Problem to work on: Take each line of the data that contains the string "with" and copy it.

= = =

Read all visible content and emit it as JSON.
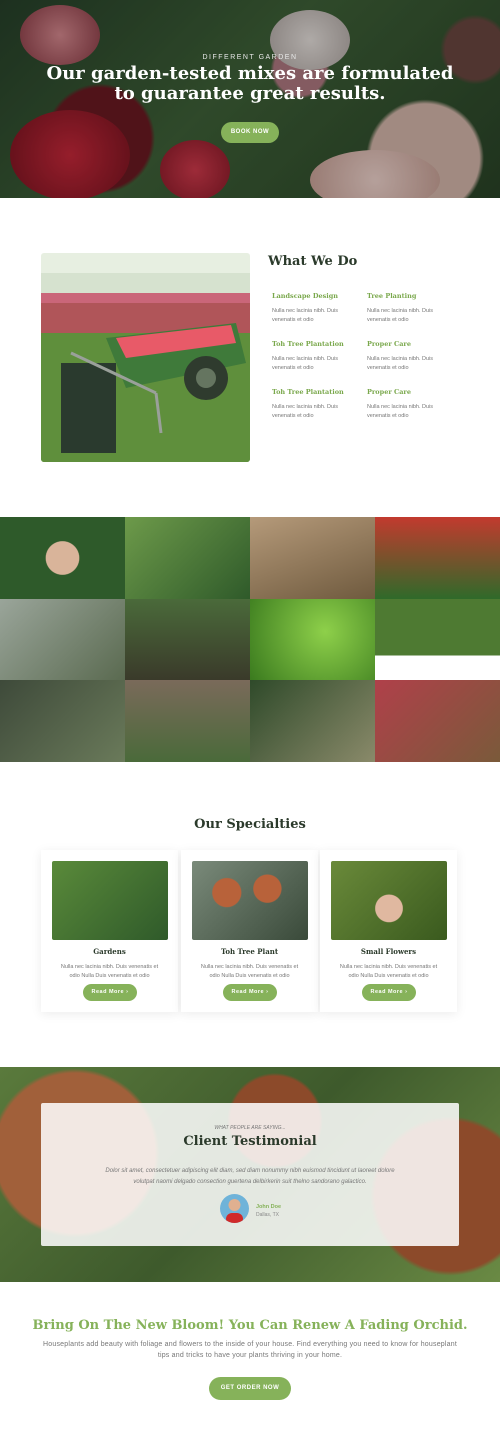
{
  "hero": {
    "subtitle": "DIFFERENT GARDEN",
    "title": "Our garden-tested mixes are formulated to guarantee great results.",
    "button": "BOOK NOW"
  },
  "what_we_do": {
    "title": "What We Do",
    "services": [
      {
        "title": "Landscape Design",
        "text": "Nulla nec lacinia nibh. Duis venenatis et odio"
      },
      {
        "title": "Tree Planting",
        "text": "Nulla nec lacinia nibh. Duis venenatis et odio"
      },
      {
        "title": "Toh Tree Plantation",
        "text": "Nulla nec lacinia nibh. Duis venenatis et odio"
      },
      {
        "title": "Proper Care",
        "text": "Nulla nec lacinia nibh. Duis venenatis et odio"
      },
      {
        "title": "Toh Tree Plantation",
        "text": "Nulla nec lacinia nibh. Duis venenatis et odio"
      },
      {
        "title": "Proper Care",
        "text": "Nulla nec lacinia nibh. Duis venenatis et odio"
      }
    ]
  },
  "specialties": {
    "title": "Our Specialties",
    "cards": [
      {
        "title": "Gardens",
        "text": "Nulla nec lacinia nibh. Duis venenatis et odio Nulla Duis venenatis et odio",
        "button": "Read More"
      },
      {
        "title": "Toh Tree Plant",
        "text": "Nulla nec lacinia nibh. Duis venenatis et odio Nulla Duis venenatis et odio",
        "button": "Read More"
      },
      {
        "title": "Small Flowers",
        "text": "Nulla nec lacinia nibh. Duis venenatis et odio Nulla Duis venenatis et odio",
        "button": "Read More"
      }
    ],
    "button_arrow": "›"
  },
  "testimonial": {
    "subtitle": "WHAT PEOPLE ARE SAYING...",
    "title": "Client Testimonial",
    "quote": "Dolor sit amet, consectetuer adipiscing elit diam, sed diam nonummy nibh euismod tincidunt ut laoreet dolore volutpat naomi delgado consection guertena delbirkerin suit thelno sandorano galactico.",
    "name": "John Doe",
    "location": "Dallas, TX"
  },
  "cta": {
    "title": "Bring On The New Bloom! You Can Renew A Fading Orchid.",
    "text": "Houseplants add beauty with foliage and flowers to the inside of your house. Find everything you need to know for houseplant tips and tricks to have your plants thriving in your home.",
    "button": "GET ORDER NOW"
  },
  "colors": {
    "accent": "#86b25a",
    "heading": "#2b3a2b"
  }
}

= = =

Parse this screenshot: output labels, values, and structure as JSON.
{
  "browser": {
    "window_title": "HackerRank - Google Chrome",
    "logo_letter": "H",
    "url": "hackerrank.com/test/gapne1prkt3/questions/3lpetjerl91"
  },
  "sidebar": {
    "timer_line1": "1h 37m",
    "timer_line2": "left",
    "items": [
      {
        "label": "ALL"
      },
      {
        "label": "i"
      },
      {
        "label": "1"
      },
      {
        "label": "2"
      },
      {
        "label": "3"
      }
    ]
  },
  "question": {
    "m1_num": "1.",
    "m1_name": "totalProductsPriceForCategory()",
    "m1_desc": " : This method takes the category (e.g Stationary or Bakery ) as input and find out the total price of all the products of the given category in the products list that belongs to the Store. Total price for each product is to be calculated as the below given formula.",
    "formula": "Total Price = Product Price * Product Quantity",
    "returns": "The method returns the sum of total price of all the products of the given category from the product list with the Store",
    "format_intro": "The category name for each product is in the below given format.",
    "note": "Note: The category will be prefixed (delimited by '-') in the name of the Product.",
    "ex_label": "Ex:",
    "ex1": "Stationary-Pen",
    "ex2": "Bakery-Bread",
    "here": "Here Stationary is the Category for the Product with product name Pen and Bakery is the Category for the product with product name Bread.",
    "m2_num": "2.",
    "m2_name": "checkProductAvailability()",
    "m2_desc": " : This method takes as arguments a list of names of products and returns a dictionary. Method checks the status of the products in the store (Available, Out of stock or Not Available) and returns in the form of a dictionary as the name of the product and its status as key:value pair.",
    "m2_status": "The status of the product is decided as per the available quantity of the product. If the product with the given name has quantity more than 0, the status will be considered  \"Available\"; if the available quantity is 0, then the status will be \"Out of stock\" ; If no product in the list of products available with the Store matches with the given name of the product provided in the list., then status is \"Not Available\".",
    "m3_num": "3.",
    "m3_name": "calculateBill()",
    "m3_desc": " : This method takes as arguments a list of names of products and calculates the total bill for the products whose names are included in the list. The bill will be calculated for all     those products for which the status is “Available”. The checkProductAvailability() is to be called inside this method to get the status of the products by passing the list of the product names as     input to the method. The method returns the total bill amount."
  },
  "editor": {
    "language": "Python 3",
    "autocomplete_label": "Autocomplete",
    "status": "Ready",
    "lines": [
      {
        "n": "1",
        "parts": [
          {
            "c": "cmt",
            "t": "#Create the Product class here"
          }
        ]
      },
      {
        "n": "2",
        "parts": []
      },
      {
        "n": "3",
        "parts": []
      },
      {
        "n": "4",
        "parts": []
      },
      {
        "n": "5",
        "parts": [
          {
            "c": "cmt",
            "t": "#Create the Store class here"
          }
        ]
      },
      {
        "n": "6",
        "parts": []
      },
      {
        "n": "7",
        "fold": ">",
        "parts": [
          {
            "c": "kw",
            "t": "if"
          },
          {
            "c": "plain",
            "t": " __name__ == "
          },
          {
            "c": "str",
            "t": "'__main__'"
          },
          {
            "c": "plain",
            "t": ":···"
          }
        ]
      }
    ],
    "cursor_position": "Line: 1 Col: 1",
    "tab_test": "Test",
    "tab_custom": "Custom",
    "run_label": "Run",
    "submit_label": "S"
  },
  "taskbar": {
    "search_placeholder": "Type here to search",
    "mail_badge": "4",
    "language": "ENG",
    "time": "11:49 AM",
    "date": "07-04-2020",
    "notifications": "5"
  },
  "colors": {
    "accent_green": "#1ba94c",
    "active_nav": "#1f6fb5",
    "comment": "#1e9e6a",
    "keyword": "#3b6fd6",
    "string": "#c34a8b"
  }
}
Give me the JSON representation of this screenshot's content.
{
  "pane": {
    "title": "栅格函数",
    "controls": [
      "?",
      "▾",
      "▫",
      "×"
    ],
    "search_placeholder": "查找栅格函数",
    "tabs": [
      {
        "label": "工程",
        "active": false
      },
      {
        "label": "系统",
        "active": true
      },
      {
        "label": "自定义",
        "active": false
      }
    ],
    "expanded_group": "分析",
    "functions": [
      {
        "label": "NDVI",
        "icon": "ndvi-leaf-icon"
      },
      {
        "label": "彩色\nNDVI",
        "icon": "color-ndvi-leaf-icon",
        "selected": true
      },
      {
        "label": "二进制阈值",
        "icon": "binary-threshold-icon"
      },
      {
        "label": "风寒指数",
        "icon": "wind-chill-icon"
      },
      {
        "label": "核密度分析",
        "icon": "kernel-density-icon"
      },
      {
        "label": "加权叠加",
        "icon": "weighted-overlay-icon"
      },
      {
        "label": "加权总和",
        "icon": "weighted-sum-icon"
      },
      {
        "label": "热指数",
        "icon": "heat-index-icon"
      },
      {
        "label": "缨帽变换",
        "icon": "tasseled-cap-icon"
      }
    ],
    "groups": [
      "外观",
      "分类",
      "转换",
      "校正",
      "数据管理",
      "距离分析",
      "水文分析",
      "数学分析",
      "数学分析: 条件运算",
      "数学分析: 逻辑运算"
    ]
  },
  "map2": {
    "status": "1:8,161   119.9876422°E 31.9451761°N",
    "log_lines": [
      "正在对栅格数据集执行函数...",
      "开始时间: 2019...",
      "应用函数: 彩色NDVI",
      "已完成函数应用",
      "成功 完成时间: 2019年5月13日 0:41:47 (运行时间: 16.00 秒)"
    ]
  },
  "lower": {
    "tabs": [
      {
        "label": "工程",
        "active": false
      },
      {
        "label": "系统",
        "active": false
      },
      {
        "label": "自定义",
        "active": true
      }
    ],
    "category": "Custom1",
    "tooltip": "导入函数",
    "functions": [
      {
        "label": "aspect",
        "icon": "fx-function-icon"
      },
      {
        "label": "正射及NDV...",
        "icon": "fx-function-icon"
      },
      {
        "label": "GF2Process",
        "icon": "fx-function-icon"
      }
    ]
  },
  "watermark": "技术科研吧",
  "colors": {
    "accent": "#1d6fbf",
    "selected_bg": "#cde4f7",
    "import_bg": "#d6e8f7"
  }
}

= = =

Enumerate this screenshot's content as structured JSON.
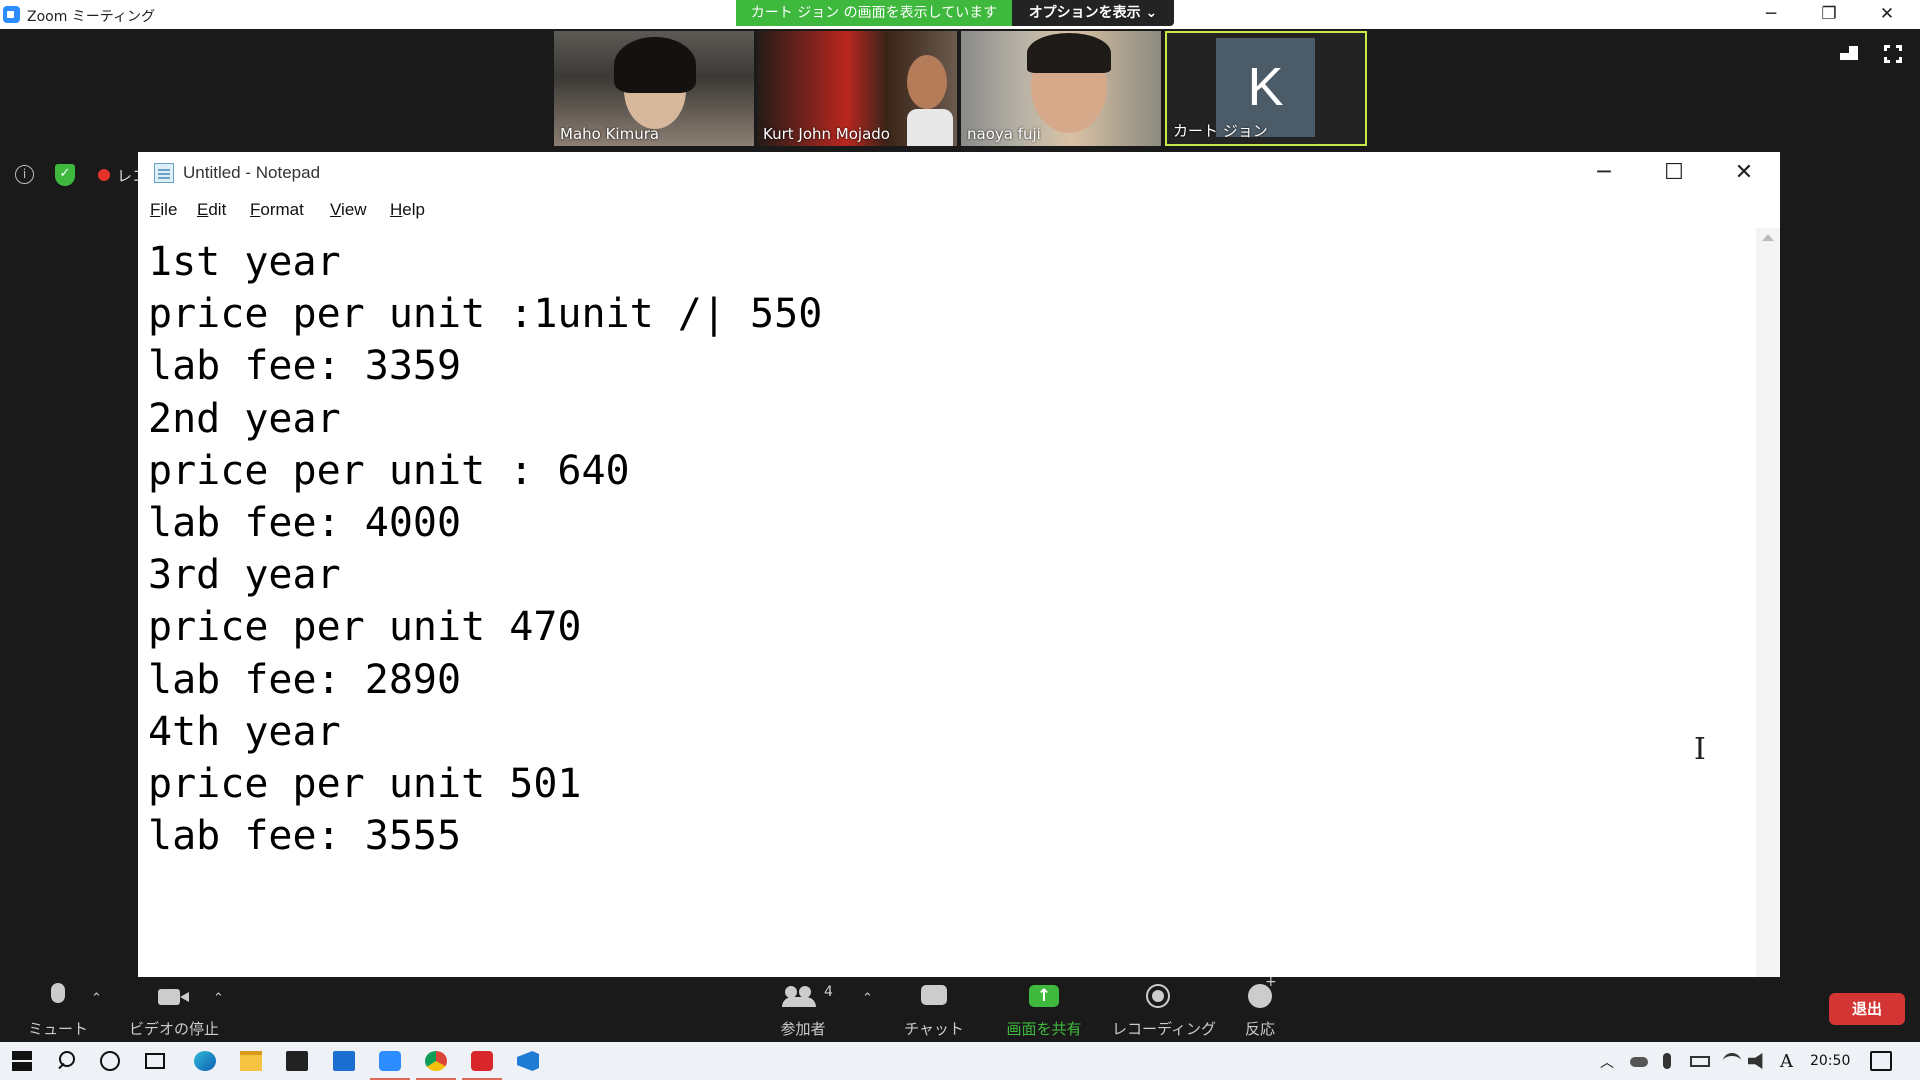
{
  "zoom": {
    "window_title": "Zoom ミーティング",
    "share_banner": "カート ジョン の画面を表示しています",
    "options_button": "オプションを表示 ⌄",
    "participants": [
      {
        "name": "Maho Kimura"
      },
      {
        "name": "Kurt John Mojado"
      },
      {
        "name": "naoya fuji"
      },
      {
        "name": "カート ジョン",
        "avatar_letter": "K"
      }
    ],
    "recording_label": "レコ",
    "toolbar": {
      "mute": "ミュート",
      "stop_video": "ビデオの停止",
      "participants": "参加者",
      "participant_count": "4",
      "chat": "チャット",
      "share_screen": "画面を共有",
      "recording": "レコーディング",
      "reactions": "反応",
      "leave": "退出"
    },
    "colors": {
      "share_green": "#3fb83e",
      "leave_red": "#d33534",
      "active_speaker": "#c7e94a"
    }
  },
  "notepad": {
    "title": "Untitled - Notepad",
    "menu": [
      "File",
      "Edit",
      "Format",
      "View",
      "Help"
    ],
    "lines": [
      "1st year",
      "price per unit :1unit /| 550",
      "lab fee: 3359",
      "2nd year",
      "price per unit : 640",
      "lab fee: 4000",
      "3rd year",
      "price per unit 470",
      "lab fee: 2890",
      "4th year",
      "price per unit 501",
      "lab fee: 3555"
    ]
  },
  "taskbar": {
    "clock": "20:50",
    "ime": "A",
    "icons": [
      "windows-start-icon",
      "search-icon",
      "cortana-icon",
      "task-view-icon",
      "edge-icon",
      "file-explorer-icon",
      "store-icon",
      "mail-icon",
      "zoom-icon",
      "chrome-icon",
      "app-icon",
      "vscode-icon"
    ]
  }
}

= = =

Your response:
    "text": "Houseplants add beauty with foliage and flowers to the inside of your house. Find everything you need to know for houseplant tips and tricks to have your plants thriving in your home.",
    "returns": "The method returns the sum of total price of all the products of the given category from the product list with the Store",
    "here": "Here Stationary is the Category for the Product with product name Pen and Bakery is the Category for the product with product name Bread.",
    "m2_status": "The status of the product is decided as per the available quantity of the product. If the product with the given name has quantity more than 0, the status will be considered  \"Available\"; if the available quantity is 0, then the status will be \"Out of stock\" ; If no product in the list of products available with the Store matches with the given name of the product provided in the list., then status is \"Not Available\".",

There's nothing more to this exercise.